**Task goal**
State the number of lines below in which the word "title" appears. Nothing else belongs in the answer.

**Source data**

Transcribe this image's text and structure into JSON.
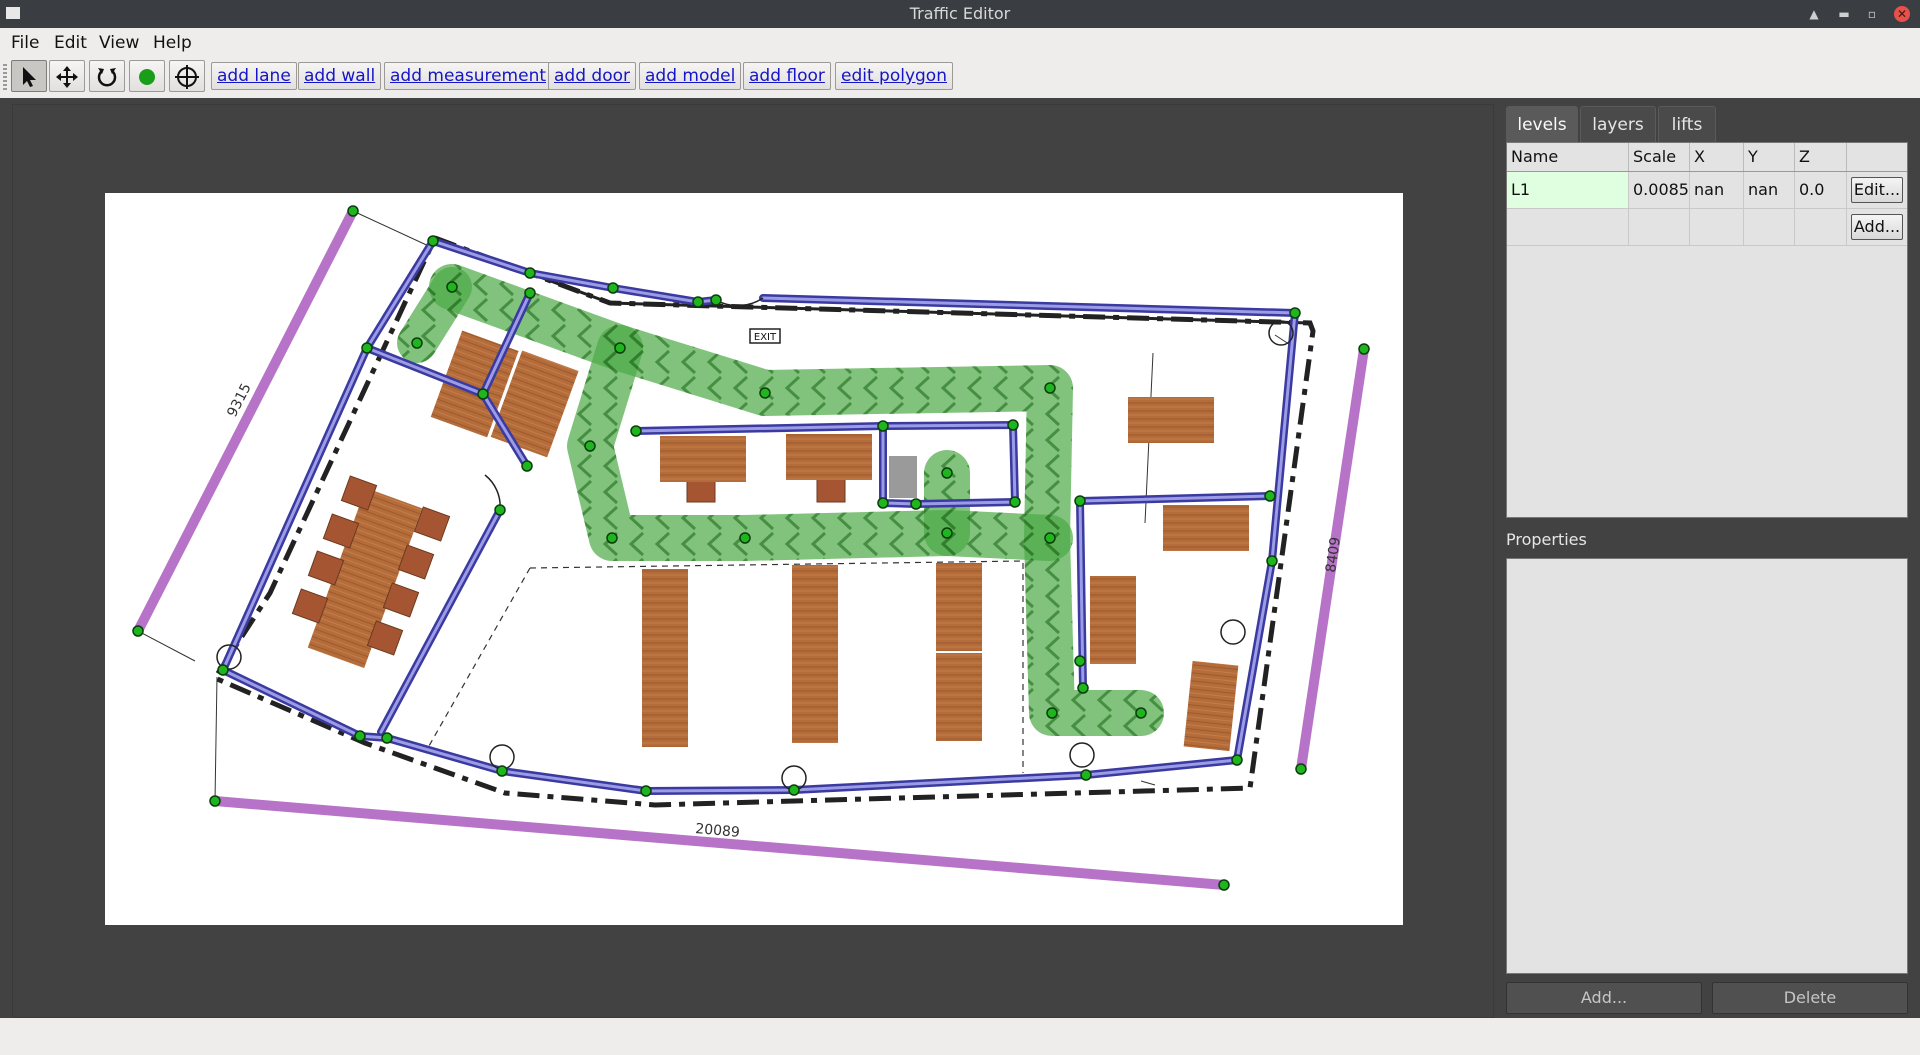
{
  "window": {
    "title": "Traffic Editor"
  },
  "menu": {
    "file": "File",
    "edit": "Edit",
    "view": "View",
    "help": "Help"
  },
  "toolbar": {
    "tools": [
      "select-tool",
      "move-tool",
      "rotate-tool",
      "add-vertex-tool",
      "crosshair-tool"
    ],
    "buttons": {
      "add_lane": "add lane",
      "add_wall": "add wall",
      "add_measurement": "add measurement",
      "add_door": "add door",
      "add_model": "add model",
      "add_floor": "add floor",
      "edit_polygon": "edit polygon"
    }
  },
  "canvas": {
    "dimensions": {
      "left": "9315",
      "bottom": "20089",
      "right": "8409"
    },
    "exit_label": "EXIT"
  },
  "tabs": {
    "levels": "levels",
    "layers": "layers",
    "lifts": "lifts",
    "selected": "levels"
  },
  "levels_table": {
    "headers": {
      "name": "Name",
      "scale": "Scale",
      "x": "X",
      "y": "Y",
      "z": "Z"
    },
    "rows": [
      {
        "name": "L1",
        "scale": "0.0085",
        "x": "nan",
        "y": "nan",
        "z": "0.0",
        "action": "Edit..."
      }
    ],
    "add_row_button": "Add..."
  },
  "properties": {
    "title": "Properties",
    "add_button": "Add...",
    "delete_button": "Delete"
  },
  "colors": {
    "lane_green": "#4caa44",
    "wall_blue": "#5b5bc8",
    "measurement_purple": "#b773c8",
    "vertex_green": "#1fb51f",
    "furniture_brown": "#b06a3a"
  }
}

**Solution to the exercise**
2